Next, backed by our physics-level understanding of EM radiation, a digital library cell layout technique is proposed which shows >5x reduction in EM SCA leakage compared to the traditional digital logic gate layout design. Further, exploiting the magneto-quasistatic (MQS) regime of operation for the present-day CMOS circuits, a HFSS-based framework is proposed to develop a pre-silicon EM SCA evaluation technique to test the vulnerability of cryptographic implementations against such attacks during the design phase itself.
Finally, considering the continuous growth of wearable and implantable devices around a human body, this thesis also analyzes the security of the internet-of-body (IoB) and proposes electro-quasistatic human body communication (EQS-HBC) to form a covert body area network. While the traditional wireless body area network (WBAN) signals can be intercepted even at a distance of 5m, the EQS-HBC signals can be detected only up to 0.15m, which is practically in physical contact with the person. Thus, this pioneering work proposing EQS-HBC promises >30x improvement in private space compared to the traditional WBAN, enhancing physical security.
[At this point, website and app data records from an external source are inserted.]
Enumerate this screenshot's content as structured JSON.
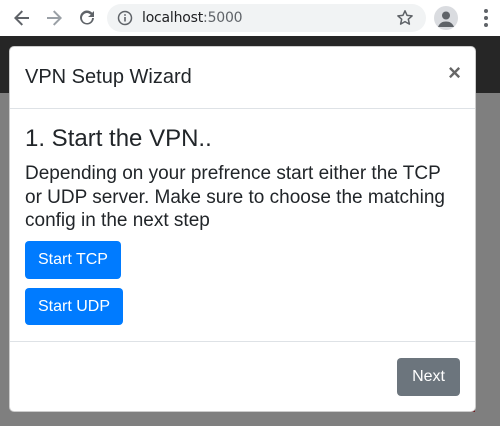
{
  "browser": {
    "url_host": "localhost",
    "url_port": ":5000"
  },
  "modal": {
    "title": "VPN Setup Wizard",
    "close_label": "×",
    "step_title": "1. Start the VPN..",
    "step_description": "Depending on your prefrence start either the TCP or UDP server. Make sure to choose the matching config in the next step",
    "buttons": {
      "start_tcp": "Start TCP",
      "start_udp": "Start UDP",
      "next": "Next"
    }
  },
  "colors": {
    "primary": "#007bff",
    "secondary": "#6c757d",
    "navbar": "#262626",
    "backdrop": "#7f7f7f"
  }
}
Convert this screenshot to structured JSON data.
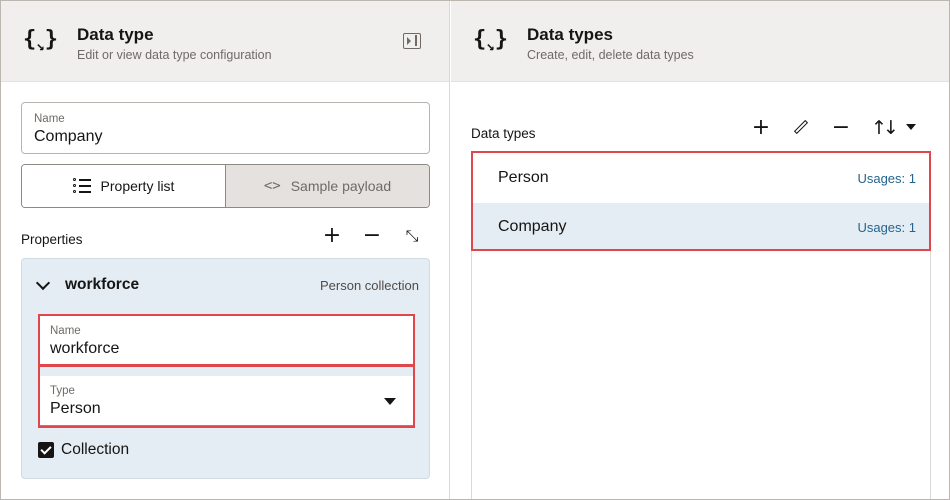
{
  "left_panel": {
    "icon": "braces-icon",
    "title": "Data type",
    "subtitle": "Edit or view data type configuration",
    "name_field": {
      "label": "Name",
      "value": "Company"
    },
    "tabs": [
      {
        "label": "Property list",
        "icon": "list-icon",
        "active": true
      },
      {
        "label": "Sample payload",
        "icon": "code-icon",
        "active": false
      }
    ],
    "properties_label": "Properties",
    "property": {
      "name": "workforce",
      "meta": "Person collection",
      "name_field": {
        "label": "Name",
        "value": "workforce"
      },
      "type_field": {
        "label": "Type",
        "value": "Person"
      },
      "collection_label": "Collection",
      "collection_checked": true
    }
  },
  "right_panel": {
    "icon": "braces-icon",
    "title": "Data types",
    "subtitle": "Create, edit, delete data types",
    "list_label": "Data types",
    "items": [
      {
        "name": "Person",
        "usages": "Usages: 1",
        "selected": false
      },
      {
        "name": "Company",
        "usages": "Usages: 1",
        "selected": true
      }
    ]
  },
  "colors": {
    "header_bg": "#f1efed",
    "selected_row_bg": "#e4edf4",
    "highlight": "#e0474c",
    "link": "#24658e"
  }
}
In the long run, EQS-HBC can potentially enable several applications in the domain of connected healthcare, electroceuticals, augmented and virtual reality, and so on. In addition to these physical security guarantees, side-channel secure cryptographic algorithms can be augmented to develop a fully secure EQS-HBC node.
National Science Foundation (NSF) Grant CNS 17-19235
National Science Foundation (NSF) Grant CNS 19-35573
Degree TypeDoctor of Philosophy
DepartmentElectrical and Computer Engineering
Campus locationWest Lafayette
Advisor/Supervisor/Committee ChairShreyas Sen
Additional Committee Member 2Kaushik Roy
Additional Committee Member 3Anand Raghunathan
Additional Committee Member 4Vijay Raghunathan
Additional Committee Member 5Santosh Ghosh
Electromagnetic SecurityHardware SecurityMixed-Signal Circuit design for securityGeneric Low-overhead countermeasureSignature Attenuation HardwareSTELLARAdvanced Machine learning side-channel attacksX-DeepSCAPhysical Security of Human Body CommunicationElectro-quasistatic Human Body CommunicationComputer System SecurityMicroelectronics and Integrated CircuitsCircuits and SystemsElectrical and Electronic Engineering not elsewhere classified